• WHAT THE EXERCISE ASKS:
Could you please reproduce the entries exactly, leaving out any pictures?

Segment Start: SOURCE INFORMATION

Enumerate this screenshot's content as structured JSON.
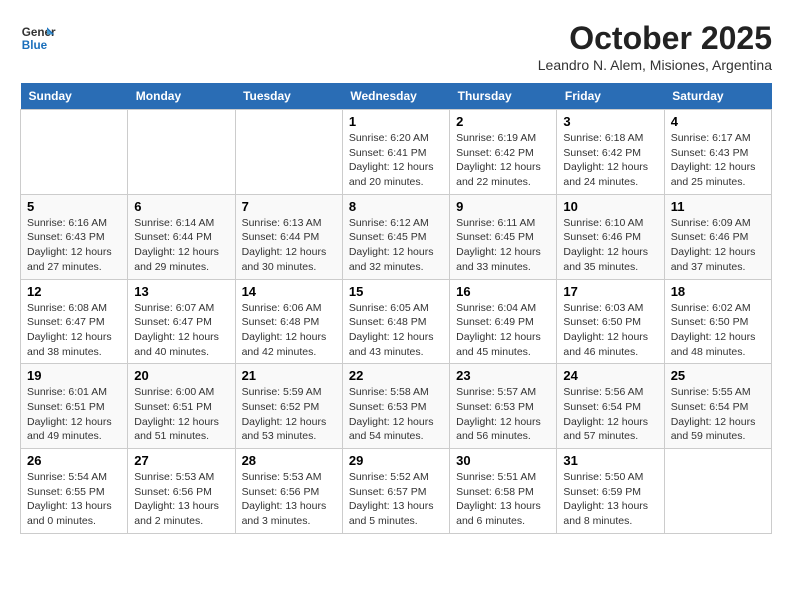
{
  "header": {
    "logo_line1": "General",
    "logo_line2": "Blue",
    "month_title": "October 2025",
    "location": "Leandro N. Alem, Misiones, Argentina"
  },
  "days_of_week": [
    "Sunday",
    "Monday",
    "Tuesday",
    "Wednesday",
    "Thursday",
    "Friday",
    "Saturday"
  ],
  "weeks": [
    [
      {
        "day": "",
        "info": ""
      },
      {
        "day": "",
        "info": ""
      },
      {
        "day": "",
        "info": ""
      },
      {
        "day": "1",
        "info": "Sunrise: 6:20 AM\nSunset: 6:41 PM\nDaylight: 12 hours\nand 20 minutes."
      },
      {
        "day": "2",
        "info": "Sunrise: 6:19 AM\nSunset: 6:42 PM\nDaylight: 12 hours\nand 22 minutes."
      },
      {
        "day": "3",
        "info": "Sunrise: 6:18 AM\nSunset: 6:42 PM\nDaylight: 12 hours\nand 24 minutes."
      },
      {
        "day": "4",
        "info": "Sunrise: 6:17 AM\nSunset: 6:43 PM\nDaylight: 12 hours\nand 25 minutes."
      }
    ],
    [
      {
        "day": "5",
        "info": "Sunrise: 6:16 AM\nSunset: 6:43 PM\nDaylight: 12 hours\nand 27 minutes."
      },
      {
        "day": "6",
        "info": "Sunrise: 6:14 AM\nSunset: 6:44 PM\nDaylight: 12 hours\nand 29 minutes."
      },
      {
        "day": "7",
        "info": "Sunrise: 6:13 AM\nSunset: 6:44 PM\nDaylight: 12 hours\nand 30 minutes."
      },
      {
        "day": "8",
        "info": "Sunrise: 6:12 AM\nSunset: 6:45 PM\nDaylight: 12 hours\nand 32 minutes."
      },
      {
        "day": "9",
        "info": "Sunrise: 6:11 AM\nSunset: 6:45 PM\nDaylight: 12 hours\nand 33 minutes."
      },
      {
        "day": "10",
        "info": "Sunrise: 6:10 AM\nSunset: 6:46 PM\nDaylight: 12 hours\nand 35 minutes."
      },
      {
        "day": "11",
        "info": "Sunrise: 6:09 AM\nSunset: 6:46 PM\nDaylight: 12 hours\nand 37 minutes."
      }
    ],
    [
      {
        "day": "12",
        "info": "Sunrise: 6:08 AM\nSunset: 6:47 PM\nDaylight: 12 hours\nand 38 minutes."
      },
      {
        "day": "13",
        "info": "Sunrise: 6:07 AM\nSunset: 6:47 PM\nDaylight: 12 hours\nand 40 minutes."
      },
      {
        "day": "14",
        "info": "Sunrise: 6:06 AM\nSunset: 6:48 PM\nDaylight: 12 hours\nand 42 minutes."
      },
      {
        "day": "15",
        "info": "Sunrise: 6:05 AM\nSunset: 6:48 PM\nDaylight: 12 hours\nand 43 minutes."
      },
      {
        "day": "16",
        "info": "Sunrise: 6:04 AM\nSunset: 6:49 PM\nDaylight: 12 hours\nand 45 minutes."
      },
      {
        "day": "17",
        "info": "Sunrise: 6:03 AM\nSunset: 6:50 PM\nDaylight: 12 hours\nand 46 minutes."
      },
      {
        "day": "18",
        "info": "Sunrise: 6:02 AM\nSunset: 6:50 PM\nDaylight: 12 hours\nand 48 minutes."
      }
    ],
    [
      {
        "day": "19",
        "info": "Sunrise: 6:01 AM\nSunset: 6:51 PM\nDaylight: 12 hours\nand 49 minutes."
      },
      {
        "day": "20",
        "info": "Sunrise: 6:00 AM\nSunset: 6:51 PM\nDaylight: 12 hours\nand 51 minutes."
      },
      {
        "day": "21",
        "info": "Sunrise: 5:59 AM\nSunset: 6:52 PM\nDaylight: 12 hours\nand 53 minutes."
      },
      {
        "day": "22",
        "info": "Sunrise: 5:58 AM\nSunset: 6:53 PM\nDaylight: 12 hours\nand 54 minutes."
      },
      {
        "day": "23",
        "info": "Sunrise: 5:57 AM\nSunset: 6:53 PM\nDaylight: 12 hours\nand 56 minutes."
      },
      {
        "day": "24",
        "info": "Sunrise: 5:56 AM\nSunset: 6:54 PM\nDaylight: 12 hours\nand 57 minutes."
      },
      {
        "day": "25",
        "info": "Sunrise: 5:55 AM\nSunset: 6:54 PM\nDaylight: 12 hours\nand 59 minutes."
      }
    ],
    [
      {
        "day": "26",
        "info": "Sunrise: 5:54 AM\nSunset: 6:55 PM\nDaylight: 13 hours\nand 0 minutes."
      },
      {
        "day": "27",
        "info": "Sunrise: 5:53 AM\nSunset: 6:56 PM\nDaylight: 13 hours\nand 2 minutes."
      },
      {
        "day": "28",
        "info": "Sunrise: 5:53 AM\nSunset: 6:56 PM\nDaylight: 13 hours\nand 3 minutes."
      },
      {
        "day": "29",
        "info": "Sunrise: 5:52 AM\nSunset: 6:57 PM\nDaylight: 13 hours\nand 5 minutes."
      },
      {
        "day": "30",
        "info": "Sunrise: 5:51 AM\nSunset: 6:58 PM\nDaylight: 13 hours\nand 6 minutes."
      },
      {
        "day": "31",
        "info": "Sunrise: 5:50 AM\nSunset: 6:59 PM\nDaylight: 13 hours\nand 8 minutes."
      },
      {
        "day": "",
        "info": ""
      }
    ]
  ]
}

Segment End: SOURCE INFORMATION

• TASK RESPONSE:
Enumerate this screenshot's content as structured JSON.
{
  "header": {
    "logo_line1": "General",
    "logo_line2": "Blue",
    "month_title": "October 2025",
    "location": "Leandro N. Alem, Misiones, Argentina"
  },
  "days_of_week": [
    "Sunday",
    "Monday",
    "Tuesday",
    "Wednesday",
    "Thursday",
    "Friday",
    "Saturday"
  ],
  "weeks": [
    [
      {
        "day": "",
        "info": ""
      },
      {
        "day": "",
        "info": ""
      },
      {
        "day": "",
        "info": ""
      },
      {
        "day": "1",
        "info": "Sunrise: 6:20 AM\nSunset: 6:41 PM\nDaylight: 12 hours\nand 20 minutes."
      },
      {
        "day": "2",
        "info": "Sunrise: 6:19 AM\nSunset: 6:42 PM\nDaylight: 12 hours\nand 22 minutes."
      },
      {
        "day": "3",
        "info": "Sunrise: 6:18 AM\nSunset: 6:42 PM\nDaylight: 12 hours\nand 24 minutes."
      },
      {
        "day": "4",
        "info": "Sunrise: 6:17 AM\nSunset: 6:43 PM\nDaylight: 12 hours\nand 25 minutes."
      }
    ],
    [
      {
        "day": "5",
        "info": "Sunrise: 6:16 AM\nSunset: 6:43 PM\nDaylight: 12 hours\nand 27 minutes."
      },
      {
        "day": "6",
        "info": "Sunrise: 6:14 AM\nSunset: 6:44 PM\nDaylight: 12 hours\nand 29 minutes."
      },
      {
        "day": "7",
        "info": "Sunrise: 6:13 AM\nSunset: 6:44 PM\nDaylight: 12 hours\nand 30 minutes."
      },
      {
        "day": "8",
        "info": "Sunrise: 6:12 AM\nSunset: 6:45 PM\nDaylight: 12 hours\nand 32 minutes."
      },
      {
        "day": "9",
        "info": "Sunrise: 6:11 AM\nSunset: 6:45 PM\nDaylight: 12 hours\nand 33 minutes."
      },
      {
        "day": "10",
        "info": "Sunrise: 6:10 AM\nSunset: 6:46 PM\nDaylight: 12 hours\nand 35 minutes."
      },
      {
        "day": "11",
        "info": "Sunrise: 6:09 AM\nSunset: 6:46 PM\nDaylight: 12 hours\nand 37 minutes."
      }
    ],
    [
      {
        "day": "12",
        "info": "Sunrise: 6:08 AM\nSunset: 6:47 PM\nDaylight: 12 hours\nand 38 minutes."
      },
      {
        "day": "13",
        "info": "Sunrise: 6:07 AM\nSunset: 6:47 PM\nDaylight: 12 hours\nand 40 minutes."
      },
      {
        "day": "14",
        "info": "Sunrise: 6:06 AM\nSunset: 6:48 PM\nDaylight: 12 hours\nand 42 minutes."
      },
      {
        "day": "15",
        "info": "Sunrise: 6:05 AM\nSunset: 6:48 PM\nDaylight: 12 hours\nand 43 minutes."
      },
      {
        "day": "16",
        "info": "Sunrise: 6:04 AM\nSunset: 6:49 PM\nDaylight: 12 hours\nand 45 minutes."
      },
      {
        "day": "17",
        "info": "Sunrise: 6:03 AM\nSunset: 6:50 PM\nDaylight: 12 hours\nand 46 minutes."
      },
      {
        "day": "18",
        "info": "Sunrise: 6:02 AM\nSunset: 6:50 PM\nDaylight: 12 hours\nand 48 minutes."
      }
    ],
    [
      {
        "day": "19",
        "info": "Sunrise: 6:01 AM\nSunset: 6:51 PM\nDaylight: 12 hours\nand 49 minutes."
      },
      {
        "day": "20",
        "info": "Sunrise: 6:00 AM\nSunset: 6:51 PM\nDaylight: 12 hours\nand 51 minutes."
      },
      {
        "day": "21",
        "info": "Sunrise: 5:59 AM\nSunset: 6:52 PM\nDaylight: 12 hours\nand 53 minutes."
      },
      {
        "day": "22",
        "info": "Sunrise: 5:58 AM\nSunset: 6:53 PM\nDaylight: 12 hours\nand 54 minutes."
      },
      {
        "day": "23",
        "info": "Sunrise: 5:57 AM\nSunset: 6:53 PM\nDaylight: 12 hours\nand 56 minutes."
      },
      {
        "day": "24",
        "info": "Sunrise: 5:56 AM\nSunset: 6:54 PM\nDaylight: 12 hours\nand 57 minutes."
      },
      {
        "day": "25",
        "info": "Sunrise: 5:55 AM\nSunset: 6:54 PM\nDaylight: 12 hours\nand 59 minutes."
      }
    ],
    [
      {
        "day": "26",
        "info": "Sunrise: 5:54 AM\nSunset: 6:55 PM\nDaylight: 13 hours\nand 0 minutes."
      },
      {
        "day": "27",
        "info": "Sunrise: 5:53 AM\nSunset: 6:56 PM\nDaylight: 13 hours\nand 2 minutes."
      },
      {
        "day": "28",
        "info": "Sunrise: 5:53 AM\nSunset: 6:56 PM\nDaylight: 13 hours\nand 3 minutes."
      },
      {
        "day": "29",
        "info": "Sunrise: 5:52 AM\nSunset: 6:57 PM\nDaylight: 13 hours\nand 5 minutes."
      },
      {
        "day": "30",
        "info": "Sunrise: 5:51 AM\nSunset: 6:58 PM\nDaylight: 13 hours\nand 6 minutes."
      },
      {
        "day": "31",
        "info": "Sunrise: 5:50 AM\nSunset: 6:59 PM\nDaylight: 13 hours\nand 8 minutes."
      },
      {
        "day": "",
        "info": ""
      }
    ]
  ]
}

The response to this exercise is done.